What is expected: Everything in the data below except the pictures must be repeated word for word.

>>>

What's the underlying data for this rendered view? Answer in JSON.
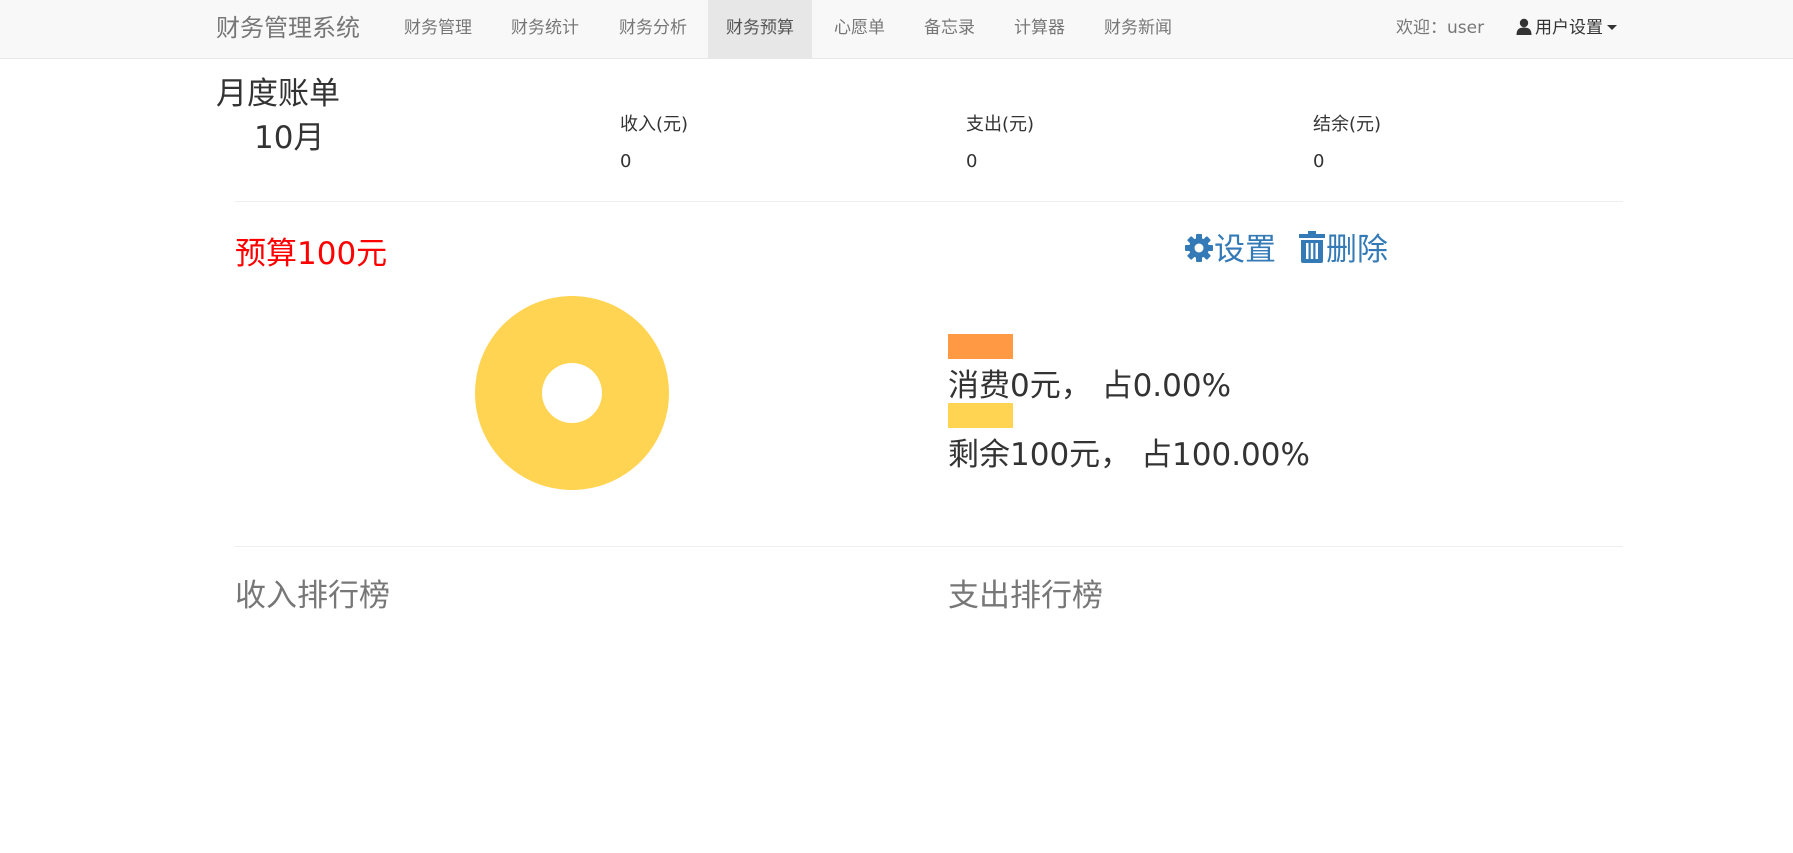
{
  "navbar": {
    "brand": "财务管理系统",
    "items": [
      {
        "label": "财务管理"
      },
      {
        "label": "财务统计"
      },
      {
        "label": "财务分析"
      },
      {
        "label": "财务预算",
        "active": true
      },
      {
        "label": "心愿单"
      },
      {
        "label": "备忘录"
      },
      {
        "label": "计算器"
      },
      {
        "label": "财务新闻"
      }
    ],
    "welcome": "欢迎：user",
    "user_menu": {
      "label": "用户设置",
      "icon": "user-icon"
    }
  },
  "monthly_bill": {
    "title": "月度账单",
    "month": "10月",
    "stats": [
      {
        "label": "收入(元)",
        "value": "0"
      },
      {
        "label": "支出(元)",
        "value": "0"
      },
      {
        "label": "结余(元)",
        "value": "0"
      }
    ]
  },
  "budget": {
    "title": "预算100元",
    "actions": [
      {
        "label": "设置",
        "icon": "gear-icon"
      },
      {
        "label": "删除",
        "icon": "trash-icon"
      }
    ],
    "legend": [
      {
        "text": "消费0元，  占0.00%",
        "color": "#ff9944"
      },
      {
        "text": "剩余100元，  占100.00%",
        "color": "#ffd452"
      }
    ]
  },
  "chart_data": {
    "type": "pie",
    "categories": [
      "消费",
      "剩余"
    ],
    "values": [
      0,
      100
    ],
    "colors": [
      "#ff9944",
      "#ffd452"
    ]
  },
  "rankings": {
    "income_title": "收入排行榜",
    "expense_title": "支出排行榜"
  }
}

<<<

Completed exercise:
What's the underlying data for this rendered view? Answer in JSON.
{
  "navbar": {
    "brand": "财务管理系统",
    "items": [
      {
        "label": "财务管理"
      },
      {
        "label": "财务统计"
      },
      {
        "label": "财务分析"
      },
      {
        "label": "财务预算",
        "active": true
      },
      {
        "label": "心愿单"
      },
      {
        "label": "备忘录"
      },
      {
        "label": "计算器"
      },
      {
        "label": "财务新闻"
      }
    ],
    "welcome": "欢迎：user",
    "user_menu": {
      "label": "用户设置",
      "icon": "user-icon"
    }
  },
  "monthly_bill": {
    "title": "月度账单",
    "month": "10月",
    "stats": [
      {
        "label": "收入(元)",
        "value": "0"
      },
      {
        "label": "支出(元)",
        "value": "0"
      },
      {
        "label": "结余(元)",
        "value": "0"
      }
    ]
  },
  "budget": {
    "title": "预算100元",
    "actions": [
      {
        "label": "设置",
        "icon": "gear-icon"
      },
      {
        "label": "删除",
        "icon": "trash-icon"
      }
    ],
    "legend": [
      {
        "text": "消费0元，  占0.00%",
        "color": "#ff9944"
      },
      {
        "text": "剩余100元，  占100.00%",
        "color": "#ffd452"
      }
    ]
  },
  "chart_data": {
    "type": "pie",
    "categories": [
      "消费",
      "剩余"
    ],
    "values": [
      0,
      100
    ],
    "colors": [
      "#ff9944",
      "#ffd452"
    ]
  },
  "rankings": {
    "income_title": "收入排行榜",
    "expense_title": "支出排行榜"
  }
}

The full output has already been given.